[The task]: The records that follow must be repeated exactly as they stand.

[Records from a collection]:
○ ○ ○ ○

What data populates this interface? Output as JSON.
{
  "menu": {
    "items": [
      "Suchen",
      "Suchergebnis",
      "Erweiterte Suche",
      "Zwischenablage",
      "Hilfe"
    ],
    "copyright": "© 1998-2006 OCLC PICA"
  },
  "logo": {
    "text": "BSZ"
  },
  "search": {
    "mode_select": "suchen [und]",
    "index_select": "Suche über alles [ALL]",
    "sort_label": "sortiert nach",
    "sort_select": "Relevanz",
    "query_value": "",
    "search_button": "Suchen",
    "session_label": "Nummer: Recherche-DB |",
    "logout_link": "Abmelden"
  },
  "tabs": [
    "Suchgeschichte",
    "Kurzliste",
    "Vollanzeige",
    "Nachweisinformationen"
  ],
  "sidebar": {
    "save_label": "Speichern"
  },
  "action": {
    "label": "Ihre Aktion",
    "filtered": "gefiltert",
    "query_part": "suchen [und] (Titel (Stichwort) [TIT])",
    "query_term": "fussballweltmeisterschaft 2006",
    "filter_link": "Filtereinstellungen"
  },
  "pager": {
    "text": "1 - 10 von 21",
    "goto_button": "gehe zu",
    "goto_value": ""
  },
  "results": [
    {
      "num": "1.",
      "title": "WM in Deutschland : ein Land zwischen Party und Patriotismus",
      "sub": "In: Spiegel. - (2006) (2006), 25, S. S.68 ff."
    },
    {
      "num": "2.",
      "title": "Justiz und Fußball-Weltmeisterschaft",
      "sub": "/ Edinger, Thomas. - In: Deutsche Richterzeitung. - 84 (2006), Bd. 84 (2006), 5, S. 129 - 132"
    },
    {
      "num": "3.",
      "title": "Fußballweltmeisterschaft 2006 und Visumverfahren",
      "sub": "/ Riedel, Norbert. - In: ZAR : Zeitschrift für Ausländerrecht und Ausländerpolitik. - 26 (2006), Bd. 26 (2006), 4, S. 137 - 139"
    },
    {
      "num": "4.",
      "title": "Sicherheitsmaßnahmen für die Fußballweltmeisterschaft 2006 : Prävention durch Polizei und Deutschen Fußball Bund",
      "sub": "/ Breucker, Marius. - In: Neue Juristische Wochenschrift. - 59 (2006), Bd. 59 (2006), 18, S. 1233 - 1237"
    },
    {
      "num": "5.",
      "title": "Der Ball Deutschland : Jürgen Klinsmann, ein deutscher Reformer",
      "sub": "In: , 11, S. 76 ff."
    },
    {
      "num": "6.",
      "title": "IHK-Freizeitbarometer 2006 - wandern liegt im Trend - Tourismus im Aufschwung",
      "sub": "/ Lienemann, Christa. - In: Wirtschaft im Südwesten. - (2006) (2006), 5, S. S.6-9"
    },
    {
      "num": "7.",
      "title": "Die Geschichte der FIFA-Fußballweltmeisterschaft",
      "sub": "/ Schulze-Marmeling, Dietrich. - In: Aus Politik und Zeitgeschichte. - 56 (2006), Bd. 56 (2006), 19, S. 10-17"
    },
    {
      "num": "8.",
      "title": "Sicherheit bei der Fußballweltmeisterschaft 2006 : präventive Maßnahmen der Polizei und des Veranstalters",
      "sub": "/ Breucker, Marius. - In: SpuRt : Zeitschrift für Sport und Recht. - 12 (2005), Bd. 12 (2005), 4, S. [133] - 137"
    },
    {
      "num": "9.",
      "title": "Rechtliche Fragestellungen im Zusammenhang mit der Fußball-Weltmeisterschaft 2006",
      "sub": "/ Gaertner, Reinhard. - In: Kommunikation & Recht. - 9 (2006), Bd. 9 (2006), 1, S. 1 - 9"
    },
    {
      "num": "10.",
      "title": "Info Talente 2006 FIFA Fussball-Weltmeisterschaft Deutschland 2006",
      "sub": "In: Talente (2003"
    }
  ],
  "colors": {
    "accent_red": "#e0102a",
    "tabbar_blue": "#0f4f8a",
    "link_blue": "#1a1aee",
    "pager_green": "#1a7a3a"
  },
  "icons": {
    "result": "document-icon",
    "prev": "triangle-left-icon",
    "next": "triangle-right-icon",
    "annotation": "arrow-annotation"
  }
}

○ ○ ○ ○

[Answer box]:
What data populates this interface? Output as JSON.
{
  "menu": {
    "items": [
      "Suchen",
      "Suchergebnis",
      "Erweiterte Suche",
      "Zwischenablage",
      "Hilfe"
    ],
    "copyright": "© 1998-2006 OCLC PICA"
  },
  "logo": {
    "text": "BSZ"
  },
  "search": {
    "mode_select": "suchen [und]",
    "index_select": "Suche über alles [ALL]",
    "sort_label": "sortiert nach",
    "sort_select": "Relevanz",
    "query_value": "",
    "search_button": "Suchen",
    "session_label": "Nummer: Recherche-DB |",
    "logout_link": "Abmelden"
  },
  "tabs": [
    "Suchgeschichte",
    "Kurzliste",
    "Vollanzeige",
    "Nachweisinformationen"
  ],
  "sidebar": {
    "save_label": "Speichern"
  },
  "action": {
    "label": "Ihre Aktion",
    "filtered": "gefiltert",
    "query_part": "suchen [und] (Titel (Stichwort) [TIT])",
    "query_term": "fussballweltmeisterschaft 2006",
    "filter_link": "Filtereinstellungen"
  },
  "pager": {
    "text": "1 - 10 von 21",
    "goto_button": "gehe zu",
    "goto_value": ""
  },
  "results": [
    {
      "num": "1.",
      "title": "WM in Deutschland : ein Land zwischen Party und Patriotismus",
      "sub": "In: Spiegel. - (2006) (2006), 25, S. S.68 ff."
    },
    {
      "num": "2.",
      "title": "Justiz und Fußball-Weltmeisterschaft",
      "sub": "/ Edinger, Thomas. - In: Deutsche Richterzeitung. - 84 (2006), Bd. 84 (2006), 5, S. 129 - 132"
    },
    {
      "num": "3.",
      "title": "Fußballweltmeisterschaft 2006 und Visumverfahren",
      "sub": "/ Riedel, Norbert. - In: ZAR : Zeitschrift für Ausländerrecht und Ausländerpolitik. - 26 (2006), Bd. 26 (2006), 4, S. 137 - 139"
    },
    {
      "num": "4.",
      "title": "Sicherheitsmaßnahmen für die Fußballweltmeisterschaft 2006 : Prävention durch Polizei und Deutschen Fußball Bund",
      "sub": "/ Breucker, Marius. - In: Neue Juristische Wochenschrift. - 59 (2006), Bd. 59 (2006), 18, S. 1233 - 1237"
    },
    {
      "num": "5.",
      "title": "Der Ball Deutschland : Jürgen Klinsmann, ein deutscher Reformer",
      "sub": "In: , 11, S. 76 ff."
    },
    {
      "num": "6.",
      "title": "IHK-Freizeitbarometer 2006 - wandern liegt im Trend - Tourismus im Aufschwung",
      "sub": "/ Lienemann, Christa. - In: Wirtschaft im Südwesten. - (2006) (2006), 5, S. S.6-9"
    },
    {
      "num": "7.",
      "title": "Die Geschichte der FIFA-Fußballweltmeisterschaft",
      "sub": "/ Schulze-Marmeling, Dietrich. - In: Aus Politik und Zeitgeschichte. - 56 (2006), Bd. 56 (2006), 19, S. 10-17"
    },
    {
      "num": "8.",
      "title": "Sicherheit bei der Fußballweltmeisterschaft 2006 : präventive Maßnahmen der Polizei und des Veranstalters",
      "sub": "/ Breucker, Marius. - In: SpuRt : Zeitschrift für Sport und Recht. - 12 (2005), Bd. 12 (2005), 4, S. [133] - 137"
    },
    {
      "num": "9.",
      "title": "Rechtliche Fragestellungen im Zusammenhang mit der Fußball-Weltmeisterschaft 2006",
      "sub": "/ Gaertner, Reinhard. - In: Kommunikation & Recht. - 9 (2006), Bd. 9 (2006), 1, S. 1 - 9"
    },
    {
      "num": "10.",
      "title": "Info Talente 2006 FIFA Fussball-Weltmeisterschaft Deutschland 2006",
      "sub": "In: Talente (2003"
    }
  ],
  "colors": {
    "accent_red": "#e0102a",
    "tabbar_blue": "#0f4f8a",
    "link_blue": "#1a1aee",
    "pager_green": "#1a7a3a"
  },
  "icons": {
    "result": "document-icon",
    "prev": "triangle-left-icon",
    "next": "triangle-right-icon",
    "annotation": "arrow-annotation"
  }
}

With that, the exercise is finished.